Thursday, September 22, 2016

Teach Your Kids What You Wish Your Parents Had Taught You About Money

Marty and Doc discussing money lessons

“What’s the one thing you wish you had learned about money growing up?”

Farnoosh Torabi used to pose that question to every guest on her So Money podcast.

Sifting through the responses from 81 episodes, I found a few common themes:

  1. Compound interest. “I wish I had learned about compound interest! Ah! If I had known what that was, I know I wouldn’t have spent all my money on glazed donuts and Mountain Dew.” ~Steve Stewart
  2. Investing early. “I wish my dad had said to the 22-year old me, ‘Look, just put 150 bucks a month away and forget about it.’ Even if I had just done that, now that I’m 43, it would have been a pretty colossal sum of cash. But, I didn’t know that enough.” ~Michael O’Neal
  3. Abundance mindset. “I wish I had known growing up that I’ll always be able to make money, and this is true of everyone. There was so much fear around money that was unnecessary.” ~Dave Asprey
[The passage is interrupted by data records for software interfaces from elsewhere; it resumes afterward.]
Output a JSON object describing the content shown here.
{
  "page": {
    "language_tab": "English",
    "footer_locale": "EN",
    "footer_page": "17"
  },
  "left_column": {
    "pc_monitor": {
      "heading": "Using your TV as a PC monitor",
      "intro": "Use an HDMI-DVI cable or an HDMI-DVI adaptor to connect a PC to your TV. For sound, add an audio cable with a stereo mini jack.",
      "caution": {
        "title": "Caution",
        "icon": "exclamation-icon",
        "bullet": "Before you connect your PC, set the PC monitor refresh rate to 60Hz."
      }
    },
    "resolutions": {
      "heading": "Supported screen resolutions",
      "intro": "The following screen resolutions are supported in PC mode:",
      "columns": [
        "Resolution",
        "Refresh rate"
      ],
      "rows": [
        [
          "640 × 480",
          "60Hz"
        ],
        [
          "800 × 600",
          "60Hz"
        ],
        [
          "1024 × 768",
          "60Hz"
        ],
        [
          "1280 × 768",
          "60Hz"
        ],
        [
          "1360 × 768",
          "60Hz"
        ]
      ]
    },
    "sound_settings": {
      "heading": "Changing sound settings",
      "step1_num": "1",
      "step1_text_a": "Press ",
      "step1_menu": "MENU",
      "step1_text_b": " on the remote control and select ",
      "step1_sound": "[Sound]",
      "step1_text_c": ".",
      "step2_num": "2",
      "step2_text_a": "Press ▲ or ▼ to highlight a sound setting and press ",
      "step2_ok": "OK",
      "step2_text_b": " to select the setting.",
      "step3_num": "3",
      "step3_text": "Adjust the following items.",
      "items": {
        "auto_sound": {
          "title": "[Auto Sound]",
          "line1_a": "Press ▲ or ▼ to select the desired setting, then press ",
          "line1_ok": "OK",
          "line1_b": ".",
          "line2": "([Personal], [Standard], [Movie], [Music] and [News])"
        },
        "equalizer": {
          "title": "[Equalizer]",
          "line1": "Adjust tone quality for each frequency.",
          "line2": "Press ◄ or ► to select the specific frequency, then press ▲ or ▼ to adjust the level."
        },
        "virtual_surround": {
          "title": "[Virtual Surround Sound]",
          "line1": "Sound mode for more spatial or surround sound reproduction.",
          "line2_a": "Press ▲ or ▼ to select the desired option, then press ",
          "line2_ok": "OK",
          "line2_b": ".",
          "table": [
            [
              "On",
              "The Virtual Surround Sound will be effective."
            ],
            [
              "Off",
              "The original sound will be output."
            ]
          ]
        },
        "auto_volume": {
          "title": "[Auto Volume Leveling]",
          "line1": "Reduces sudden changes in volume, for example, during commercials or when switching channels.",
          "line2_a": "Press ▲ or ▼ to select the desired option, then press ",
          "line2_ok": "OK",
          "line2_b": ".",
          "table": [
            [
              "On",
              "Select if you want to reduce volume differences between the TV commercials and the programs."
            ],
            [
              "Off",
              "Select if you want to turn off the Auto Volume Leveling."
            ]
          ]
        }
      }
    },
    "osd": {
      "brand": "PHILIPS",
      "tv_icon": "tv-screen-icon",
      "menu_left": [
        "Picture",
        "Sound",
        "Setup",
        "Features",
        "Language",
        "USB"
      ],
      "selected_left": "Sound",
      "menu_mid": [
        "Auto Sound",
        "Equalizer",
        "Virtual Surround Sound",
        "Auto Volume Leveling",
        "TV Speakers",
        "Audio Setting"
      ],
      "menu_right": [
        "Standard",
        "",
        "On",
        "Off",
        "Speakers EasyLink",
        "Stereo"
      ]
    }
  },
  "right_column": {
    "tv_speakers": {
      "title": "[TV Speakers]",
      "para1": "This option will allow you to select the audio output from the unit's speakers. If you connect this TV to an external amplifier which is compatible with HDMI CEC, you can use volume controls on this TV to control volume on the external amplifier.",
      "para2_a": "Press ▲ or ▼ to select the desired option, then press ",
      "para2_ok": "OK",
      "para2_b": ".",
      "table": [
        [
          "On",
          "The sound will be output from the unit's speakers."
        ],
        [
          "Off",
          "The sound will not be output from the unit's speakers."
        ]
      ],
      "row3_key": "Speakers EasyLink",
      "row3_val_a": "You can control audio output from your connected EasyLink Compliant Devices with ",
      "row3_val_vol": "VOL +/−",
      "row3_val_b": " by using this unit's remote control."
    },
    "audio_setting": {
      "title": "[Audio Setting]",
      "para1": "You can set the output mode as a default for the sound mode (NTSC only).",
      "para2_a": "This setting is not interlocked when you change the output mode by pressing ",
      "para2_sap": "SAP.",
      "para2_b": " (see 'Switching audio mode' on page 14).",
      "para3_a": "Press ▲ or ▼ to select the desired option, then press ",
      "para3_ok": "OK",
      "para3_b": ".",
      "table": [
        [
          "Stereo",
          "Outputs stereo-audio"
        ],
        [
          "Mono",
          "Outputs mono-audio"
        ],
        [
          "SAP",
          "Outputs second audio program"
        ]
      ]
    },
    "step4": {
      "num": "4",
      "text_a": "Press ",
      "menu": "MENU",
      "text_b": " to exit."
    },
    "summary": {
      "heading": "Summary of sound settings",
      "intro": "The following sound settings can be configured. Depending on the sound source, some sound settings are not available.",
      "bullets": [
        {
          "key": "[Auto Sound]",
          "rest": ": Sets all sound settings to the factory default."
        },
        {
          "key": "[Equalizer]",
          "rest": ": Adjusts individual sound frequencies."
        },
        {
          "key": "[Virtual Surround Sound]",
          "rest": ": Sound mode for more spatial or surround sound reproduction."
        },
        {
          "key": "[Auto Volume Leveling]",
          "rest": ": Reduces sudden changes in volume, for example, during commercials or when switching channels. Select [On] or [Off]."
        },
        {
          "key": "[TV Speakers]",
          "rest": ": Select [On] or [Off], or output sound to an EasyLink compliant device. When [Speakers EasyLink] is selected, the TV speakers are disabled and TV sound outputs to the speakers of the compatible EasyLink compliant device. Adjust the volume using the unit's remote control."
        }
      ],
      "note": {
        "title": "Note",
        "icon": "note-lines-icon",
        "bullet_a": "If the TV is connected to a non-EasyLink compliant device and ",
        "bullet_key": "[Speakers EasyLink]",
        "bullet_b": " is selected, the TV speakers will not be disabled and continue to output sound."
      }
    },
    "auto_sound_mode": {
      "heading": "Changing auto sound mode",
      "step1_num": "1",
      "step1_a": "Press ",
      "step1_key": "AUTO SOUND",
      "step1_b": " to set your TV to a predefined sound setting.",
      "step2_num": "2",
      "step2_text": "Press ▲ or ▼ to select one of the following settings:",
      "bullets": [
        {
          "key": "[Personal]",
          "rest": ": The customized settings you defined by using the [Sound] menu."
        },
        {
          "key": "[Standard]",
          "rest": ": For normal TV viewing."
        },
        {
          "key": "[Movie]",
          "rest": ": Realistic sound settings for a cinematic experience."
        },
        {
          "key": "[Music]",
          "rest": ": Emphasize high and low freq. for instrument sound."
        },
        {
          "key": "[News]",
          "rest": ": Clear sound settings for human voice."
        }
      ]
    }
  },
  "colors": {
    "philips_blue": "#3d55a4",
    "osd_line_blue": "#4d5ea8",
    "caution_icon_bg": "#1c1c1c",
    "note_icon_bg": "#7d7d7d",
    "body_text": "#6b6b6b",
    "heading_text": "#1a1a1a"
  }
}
What do you wish you had learned about money growing up?

Me? I wished I had learned about diversification earlier.

Your kids? What will they say someday?

It’s up to you. Maybe they’ll respond like Rebecca Jarvis: “I can’t answer that. I’m sincere in this, because I think my mom did a really good job.”

Wouldn’t that be so money?

Want to turn these tips into action? Check out


  1. A great discussion... I am enjoying your blog posts as I have two young ones at home. Here are a few tips from one of my other favorite bloggers, JLCollinsNH.

    The simple path to wealth

    It starts with nine basics. She doesn’t have to read any further than these to make it work. Just do it.
    1. Avoid fiscally irresponsible people. Never marry one or otherwise give him access to your money.
    2.Avoid money managers. It’s your money and no one will care for it better than you.
    3.Avoid debt.
    4.Save a portion of every dollar you get.
    5.The greater the percent of your income you save and invest, the sooner you’ll have F-You money. Try 50%. With no debt, this perfectly doable.
    6.Put this money in the Vanguard Total Stock Market Index Fund (VTSAX) This is the fund you already own, so just keep adding to it.
    7.Realize the market and the value of your shares will sometimes drop dramatically. People all around you will panic. They’ll be screaming Sell, Sell, Sell. Ignore this. Even better: Buy more shares.
    8.When you can live off the dividends VTSAX provides you are financially free.
    9.The less you need, the more free you are.

    The entire post, including great discussion in the comments, can be found here:

  2. Doug, thank you for stopping by and for the kind comments. Yes, JLCollinsNH is a personal favorite too! That post is one of the first I read. Love his stock series as well:

    He really changed my thinking on investing, and I'm a huge VTSAX/VTI fan now. All my kids hold Vanguard index funds in their "Family 401k" Roth IRA accounts: